[Opening DATA FOR THIS EXERCISE section]
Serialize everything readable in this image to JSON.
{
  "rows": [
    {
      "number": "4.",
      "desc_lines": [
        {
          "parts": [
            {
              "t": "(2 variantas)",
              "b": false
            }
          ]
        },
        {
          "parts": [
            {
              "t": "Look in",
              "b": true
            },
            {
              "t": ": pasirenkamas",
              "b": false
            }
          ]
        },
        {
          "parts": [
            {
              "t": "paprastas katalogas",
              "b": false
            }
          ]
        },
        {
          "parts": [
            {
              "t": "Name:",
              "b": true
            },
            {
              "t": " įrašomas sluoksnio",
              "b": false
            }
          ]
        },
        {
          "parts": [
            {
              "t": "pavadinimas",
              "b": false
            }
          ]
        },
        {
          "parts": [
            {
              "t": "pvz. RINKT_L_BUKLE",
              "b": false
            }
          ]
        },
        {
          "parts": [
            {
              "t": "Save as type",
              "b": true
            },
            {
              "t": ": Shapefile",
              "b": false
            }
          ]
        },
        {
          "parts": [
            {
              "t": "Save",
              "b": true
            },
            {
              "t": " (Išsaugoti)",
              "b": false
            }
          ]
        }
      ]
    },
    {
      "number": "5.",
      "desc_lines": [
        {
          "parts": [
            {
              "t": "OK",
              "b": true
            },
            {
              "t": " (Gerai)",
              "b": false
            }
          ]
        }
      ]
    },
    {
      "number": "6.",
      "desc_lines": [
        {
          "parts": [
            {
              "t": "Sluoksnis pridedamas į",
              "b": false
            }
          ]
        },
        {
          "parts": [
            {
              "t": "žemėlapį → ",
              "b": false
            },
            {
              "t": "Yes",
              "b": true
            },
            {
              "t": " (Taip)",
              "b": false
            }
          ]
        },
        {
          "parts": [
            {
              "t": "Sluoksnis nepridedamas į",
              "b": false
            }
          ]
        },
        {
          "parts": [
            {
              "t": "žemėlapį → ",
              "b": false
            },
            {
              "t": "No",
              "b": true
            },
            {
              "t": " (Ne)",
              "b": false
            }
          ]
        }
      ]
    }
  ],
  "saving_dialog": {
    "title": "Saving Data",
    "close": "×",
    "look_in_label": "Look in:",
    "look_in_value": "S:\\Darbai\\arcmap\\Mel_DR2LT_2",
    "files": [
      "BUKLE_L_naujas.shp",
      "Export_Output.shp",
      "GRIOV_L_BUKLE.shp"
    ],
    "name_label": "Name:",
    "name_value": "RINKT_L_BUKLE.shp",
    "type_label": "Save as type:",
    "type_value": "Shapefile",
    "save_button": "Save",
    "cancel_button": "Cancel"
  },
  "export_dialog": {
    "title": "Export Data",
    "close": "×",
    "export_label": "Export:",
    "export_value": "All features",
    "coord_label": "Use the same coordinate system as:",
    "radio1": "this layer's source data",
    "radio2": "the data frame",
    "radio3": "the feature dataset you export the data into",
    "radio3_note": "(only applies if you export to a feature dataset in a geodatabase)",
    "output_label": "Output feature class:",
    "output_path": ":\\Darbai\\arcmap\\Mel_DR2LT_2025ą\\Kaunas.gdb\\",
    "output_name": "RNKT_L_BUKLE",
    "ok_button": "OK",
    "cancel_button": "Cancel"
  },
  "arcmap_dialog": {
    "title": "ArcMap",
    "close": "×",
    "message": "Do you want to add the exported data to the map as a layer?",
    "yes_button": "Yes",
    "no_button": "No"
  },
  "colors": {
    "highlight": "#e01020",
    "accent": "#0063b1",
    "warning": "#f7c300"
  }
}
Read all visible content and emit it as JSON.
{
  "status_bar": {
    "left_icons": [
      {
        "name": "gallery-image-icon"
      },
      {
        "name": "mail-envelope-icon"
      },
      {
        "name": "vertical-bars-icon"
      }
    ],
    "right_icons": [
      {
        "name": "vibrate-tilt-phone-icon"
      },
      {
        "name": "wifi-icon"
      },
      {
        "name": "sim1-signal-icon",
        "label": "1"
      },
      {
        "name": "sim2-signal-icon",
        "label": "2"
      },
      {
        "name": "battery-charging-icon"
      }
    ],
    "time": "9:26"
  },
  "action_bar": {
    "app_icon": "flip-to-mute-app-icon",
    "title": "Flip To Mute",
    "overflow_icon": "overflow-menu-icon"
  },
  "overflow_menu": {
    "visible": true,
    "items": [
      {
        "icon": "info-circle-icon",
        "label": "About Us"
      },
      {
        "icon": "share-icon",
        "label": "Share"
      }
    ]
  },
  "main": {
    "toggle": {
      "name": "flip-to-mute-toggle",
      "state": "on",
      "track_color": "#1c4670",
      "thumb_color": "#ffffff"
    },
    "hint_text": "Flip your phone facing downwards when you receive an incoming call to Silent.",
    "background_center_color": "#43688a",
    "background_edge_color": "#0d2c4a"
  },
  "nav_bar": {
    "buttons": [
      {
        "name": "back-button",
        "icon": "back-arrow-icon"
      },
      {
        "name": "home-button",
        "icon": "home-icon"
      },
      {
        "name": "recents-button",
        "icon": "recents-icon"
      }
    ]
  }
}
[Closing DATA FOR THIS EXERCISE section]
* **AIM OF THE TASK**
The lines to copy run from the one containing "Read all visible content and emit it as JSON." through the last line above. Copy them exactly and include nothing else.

* **SOLUTION TO THIS TASK**
Read all visible content and emit it as JSON.
{
  "status_bar": {
    "left_icons": [
      {
        "name": "gallery-image-icon"
      },
      {
        "name": "mail-envelope-icon"
      },
      {
        "name": "vertical-bars-icon"
      }
    ],
    "right_icons": [
      {
        "name": "vibrate-tilt-phone-icon"
      },
      {
        "name": "wifi-icon"
      },
      {
        "name": "sim1-signal-icon",
        "label": "1"
      },
      {
        "name": "sim2-signal-icon",
        "label": "2"
      },
      {
        "name": "battery-charging-icon"
      }
    ],
    "time": "9:26"
  },
  "action_bar": {
    "app_icon": "flip-to-mute-app-icon",
    "title": "Flip To Mute",
    "overflow_icon": "overflow-menu-icon"
  },
  "overflow_menu": {
    "visible": true,
    "items": [
      {
        "icon": "info-circle-icon",
        "label": "About Us"
      },
      {
        "icon": "share-icon",
        "label": "Share"
      }
    ]
  },
  "main": {
    "toggle": {
      "name": "flip-to-mute-toggle",
      "state": "on",
      "track_color": "#1c4670",
      "thumb_color": "#ffffff"
    },
    "hint_text": "Flip your phone facing downwards when you receive an incoming call to Silent.",
    "background_center_color": "#43688a",
    "background_edge_color": "#0d2c4a"
  },
  "nav_bar": {
    "buttons": [
      {
        "name": "back-button",
        "icon": "back-arrow-icon"
      },
      {
        "name": "home-button",
        "icon": "home-icon"
      },
      {
        "name": "recents-button",
        "icon": "recents-icon"
      }
    ]
  }
}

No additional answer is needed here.